Damage to DNA during its replication can be caused by exposure to ultraviolet radiation, drugs, internal factors, and more. Typically, repair proteins come to the rescue. These proteins scan the genome and remove damage and errors.

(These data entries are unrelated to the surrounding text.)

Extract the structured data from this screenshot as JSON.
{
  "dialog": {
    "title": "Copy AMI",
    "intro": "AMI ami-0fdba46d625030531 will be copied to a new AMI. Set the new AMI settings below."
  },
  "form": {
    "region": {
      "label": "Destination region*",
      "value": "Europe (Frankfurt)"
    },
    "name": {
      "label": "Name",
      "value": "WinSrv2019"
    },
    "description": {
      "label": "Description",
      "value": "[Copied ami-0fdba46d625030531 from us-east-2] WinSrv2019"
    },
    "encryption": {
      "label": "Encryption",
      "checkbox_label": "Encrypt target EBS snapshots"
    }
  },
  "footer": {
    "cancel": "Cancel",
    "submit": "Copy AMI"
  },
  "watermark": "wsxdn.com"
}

In certain cases, though, DNA damage accumulates, leading to mutations and then conditions like cancers, neurodegenerative diseases and aging disorders.

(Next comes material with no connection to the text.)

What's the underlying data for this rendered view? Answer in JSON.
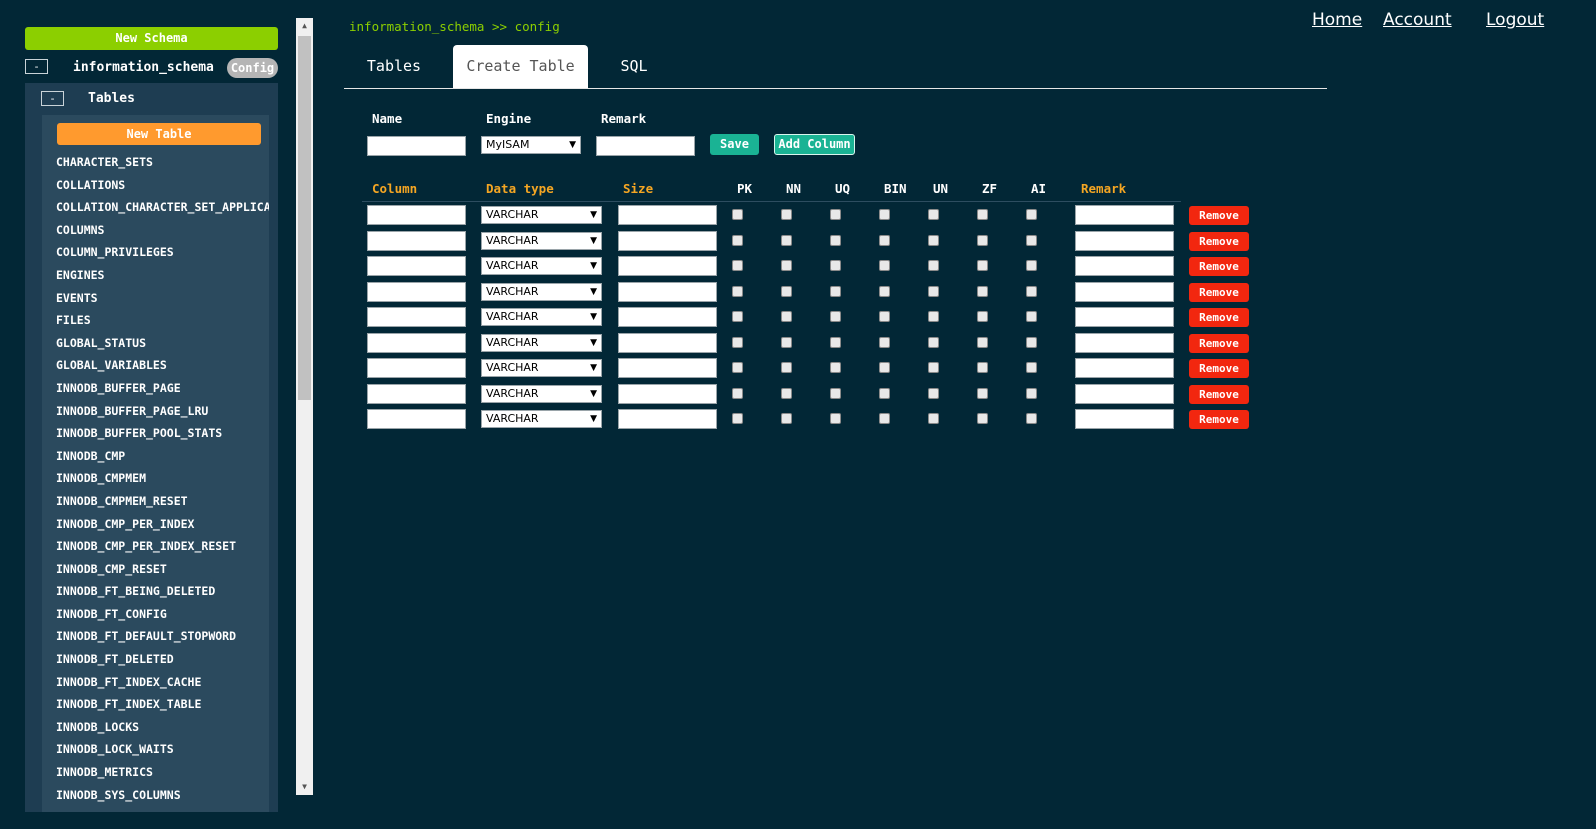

Some diseases have even been linked to mutations or inefficiencies in DNA repair proteins like RecA. A central player in homologous recombination, one of the main pathways used by cells to repair DNA damage, RecA is a protein essential for the repair and maintenance of DNA.
Kanika Jain, an IPiB graduate student in the Cox Lab and a former Khorana Scholar, spent her Ph.D. studying the role of Replication-Associated Recombination protein A (RarA protein) in recombination processes not involving RecA (RecA-independent recombination). Among her other findings, Jain discovered that the RarA protein makes a major contribution to RecA-independent recombination, especially in cases where RecA-mediated recombination is inefficient.

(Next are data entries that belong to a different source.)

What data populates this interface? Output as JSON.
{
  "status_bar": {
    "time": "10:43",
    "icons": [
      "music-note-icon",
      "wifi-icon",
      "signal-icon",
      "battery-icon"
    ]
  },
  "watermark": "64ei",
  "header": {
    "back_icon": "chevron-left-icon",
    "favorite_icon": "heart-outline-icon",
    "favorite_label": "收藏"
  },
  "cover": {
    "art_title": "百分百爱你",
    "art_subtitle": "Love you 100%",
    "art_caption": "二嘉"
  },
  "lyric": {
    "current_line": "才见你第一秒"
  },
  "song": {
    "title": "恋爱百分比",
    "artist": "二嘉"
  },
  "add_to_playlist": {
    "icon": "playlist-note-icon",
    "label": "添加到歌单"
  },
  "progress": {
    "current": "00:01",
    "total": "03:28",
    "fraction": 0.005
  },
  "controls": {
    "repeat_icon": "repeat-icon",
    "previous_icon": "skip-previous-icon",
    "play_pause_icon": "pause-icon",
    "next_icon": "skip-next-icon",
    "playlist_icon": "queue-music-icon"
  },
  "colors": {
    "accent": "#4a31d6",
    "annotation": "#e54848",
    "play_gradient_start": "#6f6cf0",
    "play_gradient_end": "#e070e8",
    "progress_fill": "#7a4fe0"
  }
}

“Beyond the whole university environment and the lab, there are multiple opportunities for building yourself professionally around campus…it’s been a great training experience,” Jain says. “There were of course early downfalls in these projects initially, but support of my work from Mike Cox and other team members really helped me keep going.”
To learn more about her research, attend Jain’s Thesis Defense on Monday, November 15 in Room 1111 of the Genetics-Biotechnology Center Building.